Sabine Van Doorslaer
ONLINE PhD defence Kevin NYS - Faculty of Science, Department of Physics
Heme-containing proteins are omnipresent in all kingdoms of life and display a striking versatility. While the function of heme proteins is largely determined by the protein fold dictating the active site architecture, accessibility and redox properties, there is no one-on-one relationship linking a particular protein structure with a specific function. In this work, I studied two types of heme proteins, observing how structural elements and subtle changes are able to tune the functional role. To this end, optical spectroscopy and electron paramagnetic resonance were employed as they are able to selectively probe the redox-active sites of heme proteins.

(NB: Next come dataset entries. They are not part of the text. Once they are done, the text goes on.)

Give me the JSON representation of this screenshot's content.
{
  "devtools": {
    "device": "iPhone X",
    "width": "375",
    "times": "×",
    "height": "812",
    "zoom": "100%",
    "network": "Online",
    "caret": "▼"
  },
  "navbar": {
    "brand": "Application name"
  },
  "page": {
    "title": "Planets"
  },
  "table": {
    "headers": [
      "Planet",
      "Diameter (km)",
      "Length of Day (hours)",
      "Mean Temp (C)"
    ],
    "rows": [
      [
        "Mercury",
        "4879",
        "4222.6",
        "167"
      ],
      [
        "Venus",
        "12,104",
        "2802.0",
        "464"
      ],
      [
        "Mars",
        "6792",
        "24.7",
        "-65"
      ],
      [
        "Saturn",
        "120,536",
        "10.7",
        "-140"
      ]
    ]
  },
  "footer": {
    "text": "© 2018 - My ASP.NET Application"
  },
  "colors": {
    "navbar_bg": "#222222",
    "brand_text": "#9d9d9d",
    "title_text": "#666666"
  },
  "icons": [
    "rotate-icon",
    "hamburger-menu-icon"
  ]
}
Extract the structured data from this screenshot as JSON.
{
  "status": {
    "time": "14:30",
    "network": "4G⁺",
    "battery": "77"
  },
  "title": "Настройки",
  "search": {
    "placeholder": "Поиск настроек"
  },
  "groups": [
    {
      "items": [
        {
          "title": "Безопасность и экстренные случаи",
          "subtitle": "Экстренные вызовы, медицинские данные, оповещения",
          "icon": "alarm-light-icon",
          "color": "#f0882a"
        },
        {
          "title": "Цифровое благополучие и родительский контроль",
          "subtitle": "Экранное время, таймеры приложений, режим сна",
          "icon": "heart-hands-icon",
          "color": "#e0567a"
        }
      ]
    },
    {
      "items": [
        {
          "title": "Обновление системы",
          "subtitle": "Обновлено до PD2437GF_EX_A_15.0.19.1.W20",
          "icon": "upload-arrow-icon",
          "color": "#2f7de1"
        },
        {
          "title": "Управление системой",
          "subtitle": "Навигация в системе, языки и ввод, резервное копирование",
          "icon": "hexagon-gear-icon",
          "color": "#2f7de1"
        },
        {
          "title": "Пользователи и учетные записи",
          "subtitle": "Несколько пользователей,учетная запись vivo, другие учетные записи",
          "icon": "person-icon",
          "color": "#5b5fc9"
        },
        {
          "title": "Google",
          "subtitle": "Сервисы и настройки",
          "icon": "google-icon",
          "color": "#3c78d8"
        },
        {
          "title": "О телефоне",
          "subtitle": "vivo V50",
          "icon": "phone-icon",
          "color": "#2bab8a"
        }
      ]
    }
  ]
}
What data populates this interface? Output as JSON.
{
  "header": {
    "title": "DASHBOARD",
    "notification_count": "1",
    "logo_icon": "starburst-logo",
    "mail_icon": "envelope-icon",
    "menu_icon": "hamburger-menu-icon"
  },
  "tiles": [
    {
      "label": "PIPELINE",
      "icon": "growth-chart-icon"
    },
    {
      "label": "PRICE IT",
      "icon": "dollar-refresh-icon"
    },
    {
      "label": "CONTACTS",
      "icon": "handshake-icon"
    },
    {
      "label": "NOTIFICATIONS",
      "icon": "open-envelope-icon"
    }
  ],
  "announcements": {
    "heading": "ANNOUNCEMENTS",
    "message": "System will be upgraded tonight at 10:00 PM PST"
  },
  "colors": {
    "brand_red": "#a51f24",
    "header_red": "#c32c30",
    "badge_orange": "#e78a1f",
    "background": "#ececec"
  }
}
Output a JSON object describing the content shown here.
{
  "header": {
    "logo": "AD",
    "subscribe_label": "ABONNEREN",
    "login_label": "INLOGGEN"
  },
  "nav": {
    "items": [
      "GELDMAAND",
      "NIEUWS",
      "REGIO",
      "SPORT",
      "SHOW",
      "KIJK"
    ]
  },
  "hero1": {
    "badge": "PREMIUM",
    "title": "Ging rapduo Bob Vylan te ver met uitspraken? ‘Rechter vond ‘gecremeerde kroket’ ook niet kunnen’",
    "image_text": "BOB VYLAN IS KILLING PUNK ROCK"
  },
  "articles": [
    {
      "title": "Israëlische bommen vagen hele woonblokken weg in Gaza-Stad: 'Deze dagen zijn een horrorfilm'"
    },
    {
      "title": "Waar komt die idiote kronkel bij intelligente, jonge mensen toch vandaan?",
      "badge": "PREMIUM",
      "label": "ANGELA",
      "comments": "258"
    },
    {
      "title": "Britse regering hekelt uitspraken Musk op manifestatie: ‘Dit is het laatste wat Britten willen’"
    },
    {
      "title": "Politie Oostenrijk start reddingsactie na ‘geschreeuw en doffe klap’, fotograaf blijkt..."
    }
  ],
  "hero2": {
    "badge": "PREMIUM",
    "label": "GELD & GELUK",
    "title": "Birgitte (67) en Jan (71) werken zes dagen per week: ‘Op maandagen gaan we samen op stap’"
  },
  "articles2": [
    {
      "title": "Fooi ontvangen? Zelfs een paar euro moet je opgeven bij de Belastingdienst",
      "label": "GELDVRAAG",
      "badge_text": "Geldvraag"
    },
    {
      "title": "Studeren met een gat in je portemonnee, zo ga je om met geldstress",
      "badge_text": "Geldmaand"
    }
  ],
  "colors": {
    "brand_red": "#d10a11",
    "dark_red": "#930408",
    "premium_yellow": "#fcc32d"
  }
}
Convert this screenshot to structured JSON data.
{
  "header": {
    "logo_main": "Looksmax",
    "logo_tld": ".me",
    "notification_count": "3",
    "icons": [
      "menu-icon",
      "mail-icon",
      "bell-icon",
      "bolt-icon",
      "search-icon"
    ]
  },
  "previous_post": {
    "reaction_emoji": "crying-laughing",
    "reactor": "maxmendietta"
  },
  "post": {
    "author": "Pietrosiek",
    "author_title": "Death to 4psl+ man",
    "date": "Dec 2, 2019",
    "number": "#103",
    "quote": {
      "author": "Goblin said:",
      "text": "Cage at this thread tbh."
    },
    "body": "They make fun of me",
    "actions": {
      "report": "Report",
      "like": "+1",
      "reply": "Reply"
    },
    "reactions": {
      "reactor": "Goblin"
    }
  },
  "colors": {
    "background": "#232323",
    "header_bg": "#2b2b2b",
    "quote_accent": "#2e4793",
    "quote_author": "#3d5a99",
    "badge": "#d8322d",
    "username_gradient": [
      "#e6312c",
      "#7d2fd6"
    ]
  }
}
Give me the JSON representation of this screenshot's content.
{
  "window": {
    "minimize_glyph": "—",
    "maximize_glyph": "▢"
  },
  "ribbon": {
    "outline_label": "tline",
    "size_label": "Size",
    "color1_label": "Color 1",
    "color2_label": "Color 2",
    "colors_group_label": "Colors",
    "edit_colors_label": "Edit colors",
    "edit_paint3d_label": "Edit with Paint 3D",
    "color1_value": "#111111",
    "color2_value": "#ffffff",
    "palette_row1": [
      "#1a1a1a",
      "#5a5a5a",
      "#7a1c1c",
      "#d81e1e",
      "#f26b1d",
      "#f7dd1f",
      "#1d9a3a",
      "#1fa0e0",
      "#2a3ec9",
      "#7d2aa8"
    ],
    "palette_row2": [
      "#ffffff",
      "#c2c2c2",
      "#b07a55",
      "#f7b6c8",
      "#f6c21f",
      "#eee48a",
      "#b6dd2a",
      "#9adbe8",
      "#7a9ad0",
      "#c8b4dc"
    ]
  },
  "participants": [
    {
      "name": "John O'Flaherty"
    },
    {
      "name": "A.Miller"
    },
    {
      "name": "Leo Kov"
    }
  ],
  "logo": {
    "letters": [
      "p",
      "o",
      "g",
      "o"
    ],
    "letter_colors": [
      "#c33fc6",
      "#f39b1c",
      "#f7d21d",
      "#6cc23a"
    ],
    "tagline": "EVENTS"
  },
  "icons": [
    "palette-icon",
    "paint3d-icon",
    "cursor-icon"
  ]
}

Dye-decolorizing peroxidases are heme-containing oxidoreductases of bacterial and fungal origin. They catalyze the hydrogen-peroxide-mediated oxidation of bulky textile dyes and lignin model compounds. A combined biochemical and biophysical approach was used here providing better understanding of the catalytic properties of this protein class, paving the way for applications in waste water treatment and biomass conversion. The roles of the distal amino acid residues in a subclass of dye-decolorizing peroxidases were elucidated and the accessibility of the active site was thoroughly examined. This also resulted in some hands-on advice for future EPR spectroscopic studies on heme proteins.
Moreover, a persistent organic radical in the resting state of a dye-decolorizing peroxidase was observed and characterized in this work, utilizing a highly fruitful strategy which combines computational predictions and spectroscopic experiments. The discovery of a dyad motif provided the first report of a stable radical in the resting state of a heme peroxidase.
Another heme protein concerned in this work is hemoglobin. While the latter is commonly known for its role in oxygen transport, it is intriguing that hemoglobin is also found in insects which breathe through a tracheal respiratory system. I performed a spectroscopic study on hemoglobin from the European honeybee and the malaria mosquito, showing some surprising differences in their heme cavity, ligand affinity and proposed function despite a similar living environment.